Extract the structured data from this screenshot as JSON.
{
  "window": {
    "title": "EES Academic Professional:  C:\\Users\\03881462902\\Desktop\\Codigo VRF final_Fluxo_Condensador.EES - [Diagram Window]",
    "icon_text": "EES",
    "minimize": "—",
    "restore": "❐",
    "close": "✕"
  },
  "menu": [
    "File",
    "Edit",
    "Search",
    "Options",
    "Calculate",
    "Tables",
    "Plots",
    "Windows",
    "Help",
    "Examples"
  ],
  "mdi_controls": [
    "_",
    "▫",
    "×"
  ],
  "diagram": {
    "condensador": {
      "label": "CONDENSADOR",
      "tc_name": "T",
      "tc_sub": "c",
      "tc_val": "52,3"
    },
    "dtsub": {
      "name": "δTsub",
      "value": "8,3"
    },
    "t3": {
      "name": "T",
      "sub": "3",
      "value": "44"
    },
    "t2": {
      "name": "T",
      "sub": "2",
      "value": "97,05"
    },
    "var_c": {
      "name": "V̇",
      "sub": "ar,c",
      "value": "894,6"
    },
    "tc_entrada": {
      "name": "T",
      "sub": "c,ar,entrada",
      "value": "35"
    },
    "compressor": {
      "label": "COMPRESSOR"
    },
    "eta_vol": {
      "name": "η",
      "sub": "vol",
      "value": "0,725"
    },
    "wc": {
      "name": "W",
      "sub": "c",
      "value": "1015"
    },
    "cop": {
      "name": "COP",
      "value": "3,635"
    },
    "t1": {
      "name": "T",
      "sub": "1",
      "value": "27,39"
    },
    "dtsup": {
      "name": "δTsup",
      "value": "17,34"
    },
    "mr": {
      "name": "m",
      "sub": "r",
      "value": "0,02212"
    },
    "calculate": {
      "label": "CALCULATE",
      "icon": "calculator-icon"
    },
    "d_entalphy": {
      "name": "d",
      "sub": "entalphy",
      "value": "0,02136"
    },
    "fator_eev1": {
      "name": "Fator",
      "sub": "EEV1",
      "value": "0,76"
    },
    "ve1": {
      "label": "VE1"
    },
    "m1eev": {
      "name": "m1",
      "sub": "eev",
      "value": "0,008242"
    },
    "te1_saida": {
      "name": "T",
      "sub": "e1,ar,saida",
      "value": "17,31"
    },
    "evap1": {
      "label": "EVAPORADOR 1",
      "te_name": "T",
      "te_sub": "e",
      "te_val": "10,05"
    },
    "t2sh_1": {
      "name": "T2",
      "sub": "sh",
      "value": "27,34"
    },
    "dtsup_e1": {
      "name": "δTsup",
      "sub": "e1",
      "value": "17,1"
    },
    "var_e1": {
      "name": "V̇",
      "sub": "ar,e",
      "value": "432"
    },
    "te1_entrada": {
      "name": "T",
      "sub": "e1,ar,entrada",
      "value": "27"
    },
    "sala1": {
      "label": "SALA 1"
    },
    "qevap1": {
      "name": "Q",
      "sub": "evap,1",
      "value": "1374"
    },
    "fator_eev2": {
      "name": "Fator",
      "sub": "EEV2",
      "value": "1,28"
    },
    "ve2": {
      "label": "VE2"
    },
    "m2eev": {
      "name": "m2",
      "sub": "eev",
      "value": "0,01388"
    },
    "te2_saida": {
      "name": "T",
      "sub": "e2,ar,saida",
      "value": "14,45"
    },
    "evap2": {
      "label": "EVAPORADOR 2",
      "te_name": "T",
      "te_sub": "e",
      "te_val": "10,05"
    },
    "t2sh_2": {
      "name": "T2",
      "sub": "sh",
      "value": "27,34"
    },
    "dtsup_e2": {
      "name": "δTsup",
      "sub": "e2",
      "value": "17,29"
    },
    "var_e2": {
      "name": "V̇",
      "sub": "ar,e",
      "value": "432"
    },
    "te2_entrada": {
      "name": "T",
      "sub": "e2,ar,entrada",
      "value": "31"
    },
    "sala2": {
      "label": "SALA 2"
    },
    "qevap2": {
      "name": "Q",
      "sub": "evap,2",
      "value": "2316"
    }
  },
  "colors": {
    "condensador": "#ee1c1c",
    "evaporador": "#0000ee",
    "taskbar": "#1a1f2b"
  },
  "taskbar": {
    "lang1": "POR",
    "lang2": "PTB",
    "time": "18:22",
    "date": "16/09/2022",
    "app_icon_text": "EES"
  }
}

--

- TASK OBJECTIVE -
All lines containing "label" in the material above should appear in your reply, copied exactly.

- ANSWER BOX -
      "label": "CONDENSADOR",
      "label": "COMPRESSOR"
      "label": "CALCULATE",
      "label": "VE1"
      "label": "EVAPORADOR 1",
      "label": "SALA 1"
      "label": "VE2"
      "label": "EVAPORADOR 2",
      "label": "SALA 2"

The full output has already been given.